Take Labor's current approach to asylum seekers. Its strategy is centred on ''tough on refugees'' posturing and playing up the threat to national security. In other words, reading straight from John Howard's 2001 campaign diary. The approach does not reflect Labor's commitment to social values and rings hollow to even the casual political observer. Yet the apparatchiks in the party believe this is what must be done to win back the base.
It is a plan that won't succeed. Producing reactionary policies that pander to conservative demands and xenophobia is trying to outplay the Liberals at their own game. This won't wash with voters. Why choose Liberal-lite when you can vote for the real thing?
The same hollow approach to policy development and presentation is seen time and time again across a range of issues, from the resistance to gay marriage to arguments for a carbon price and defending the initial mining super profits tax.Labor is consistently missing the opportunity to build community support for a more progressive Australia, primarily because it no longer understands its former base.
To deal effectively with this challenge, the party must recognise that its traditional base has almost disappeared. A party built upon the foundations of manual labour can no longer survive. The typical worker is now more likely to be employed in the service industry or to be an educated professional than to be in the manual jobs that the party traditionally relied upon for support. Labor must reconfigure its base to encompass the 21st-century Australian workforce and develop policies that resonate with it.
But time is running out. The Greens are better positioned to benefit from the new Australian workforce and their focus on sustainability has more traction today than Labor's traditional focus on workers' rights. As the impacts of climate change accelerate, this trend is expected to continue.

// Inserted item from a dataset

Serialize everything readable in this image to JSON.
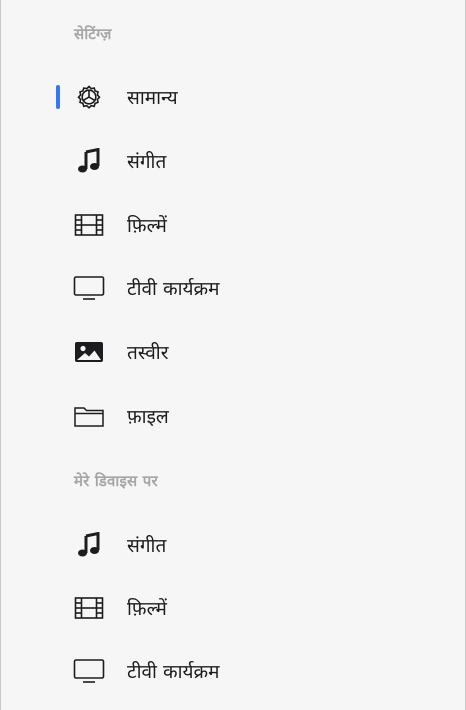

The evolving nature of the Australian workforce poses more problems. The educated professional class, a segment expected to grow, already votes Greens. More concerning still for Labor are the growing numbers of green-collar workers who will dominate industry this century.
The political allegiance of these workers is still in doubt, but where they fall will ultimately determine Labor's future. Already we have seen the Electrical Trades Union, whose membership includes growing numbers of green-collar workers, start preferencing the Greens in an ominous warning for Labor. If the Greens consolidate the support of professionals, and corner the green-collar vote, Labor would be unlikely to keep, let alone increase, its depleted base.
Trapped between parties of fear and vision, Labor is being squeezed into irrelevance. Unless it cultivates a new base and develops a vision appropriate for the 21st century, Labor will not survive.
Tom Quinn teaches politics at La Trobe University.